■ Problem requirements: Pick out each line with the word "list" from the material that follows.

---------------

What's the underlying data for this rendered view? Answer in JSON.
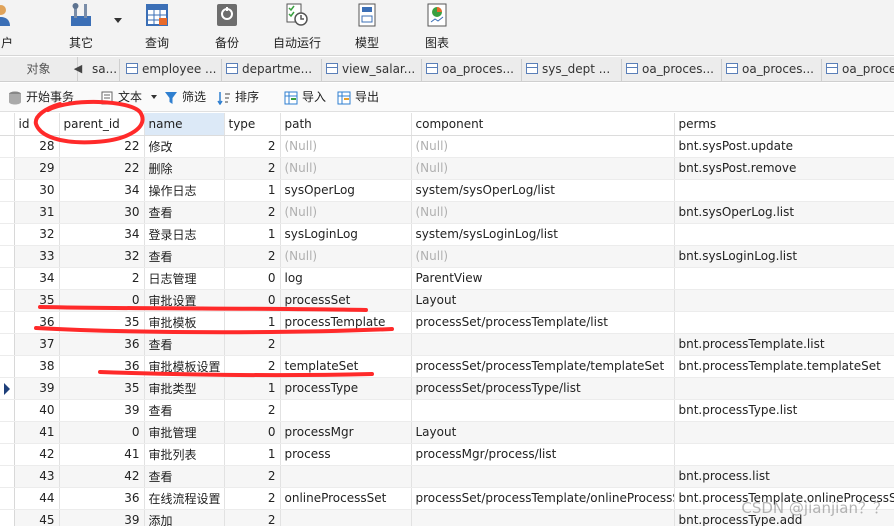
{
  "ribbon": {
    "items": [
      {
        "label": "用户",
        "icon": "user-icon"
      },
      {
        "label": "其它",
        "icon": "tools-icon"
      },
      {
        "label": "查询",
        "icon": "query-grid-icon"
      },
      {
        "label": "备份",
        "icon": "backup-icon"
      },
      {
        "label": "自动运行",
        "icon": "schedule-icon"
      },
      {
        "label": "模型",
        "icon": "model-icon"
      },
      {
        "label": "图表",
        "icon": "chart-icon"
      }
    ]
  },
  "tabs": {
    "objects_label": "对象",
    "items": [
      "sa...",
      "employee ...",
      "departme...",
      "view_salar...",
      "oa_proces...",
      "sys_dept ...",
      "oa_proces...",
      "oa_proces...",
      "oa_proce"
    ]
  },
  "actions": {
    "begin_transaction": "开始事务",
    "text": "文本",
    "filter": "筛选",
    "sort": "排序",
    "import": "导入",
    "export": "导出"
  },
  "grid": {
    "columns": [
      "id",
      "parent_id",
      "name",
      "type",
      "path",
      "component",
      "perms"
    ],
    "null_text": "(Null)",
    "rows": [
      [
        "28",
        "22",
        "修改",
        "2",
        "(Null)",
        "(Null)",
        "bnt.sysPost.update"
      ],
      [
        "29",
        "22",
        "删除",
        "2",
        "(Null)",
        "(Null)",
        "bnt.sysPost.remove"
      ],
      [
        "30",
        "34",
        "操作日志",
        "1",
        "sysOperLog",
        "system/sysOperLog/list",
        ""
      ],
      [
        "31",
        "30",
        "查看",
        "2",
        "(Null)",
        "(Null)",
        "bnt.sysOperLog.list"
      ],
      [
        "32",
        "34",
        "登录日志",
        "1",
        "sysLoginLog",
        "system/sysLoginLog/list",
        ""
      ],
      [
        "33",
        "32",
        "查看",
        "2",
        "(Null)",
        "(Null)",
        "bnt.sysLoginLog.list"
      ],
      [
        "34",
        "2",
        "日志管理",
        "0",
        "log",
        "ParentView",
        ""
      ],
      [
        "35",
        "0",
        "审批设置",
        "0",
        "processSet",
        "Layout",
        ""
      ],
      [
        "36",
        "35",
        "审批模板",
        "1",
        "processTemplate",
        "processSet/processTemplate/list",
        ""
      ],
      [
        "37",
        "36",
        "查看",
        "2",
        "",
        "",
        "bnt.processTemplate.list"
      ],
      [
        "38",
        "36",
        "审批模板设置",
        "2",
        "templateSet",
        "processSet/processTemplate/templateSet",
        "bnt.processTemplate.templateSet"
      ],
      [
        "39",
        "35",
        "审批类型",
        "1",
        "processType",
        "processSet/processType/list",
        ""
      ],
      [
        "40",
        "39",
        "查看",
        "2",
        "",
        "",
        "bnt.processType.list"
      ],
      [
        "41",
        "0",
        "审批管理",
        "0",
        "processMgr",
        "Layout",
        ""
      ],
      [
        "42",
        "41",
        "审批列表",
        "1",
        "process",
        "processMgr/process/list",
        ""
      ],
      [
        "43",
        "42",
        "查看",
        "2",
        "",
        "",
        "bnt.process.list"
      ],
      [
        "44",
        "36",
        "在线流程设置",
        "2",
        "onlineProcessSet",
        "processSet/processTemplate/onlineProcessS",
        "bnt.processTemplate.onlineProcessSe"
      ],
      [
        "45",
        "39",
        "添加",
        "2",
        "",
        "",
        "bnt.processType.add"
      ]
    ],
    "current_row_index": 11
  },
  "watermark": "CSDN @jianjian？？",
  "colors": {
    "annotation": "#ff2a2a",
    "selected_header": "#dce9f7",
    "null_text": "#b0b0b0"
  }
}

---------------

■ Exercise answer:
        "system/sysOperLog/list",
        "bnt.sysOperLog.list"
        "system/sysLoginLog/list",
        "bnt.sysLoginLog.list"
        "processSet/processTemplate/list",
        "bnt.processTemplate.list"
        "processSet/processType/list",
        "bnt.processType.list"
        "processMgr/process/list",
        "bnt.process.list"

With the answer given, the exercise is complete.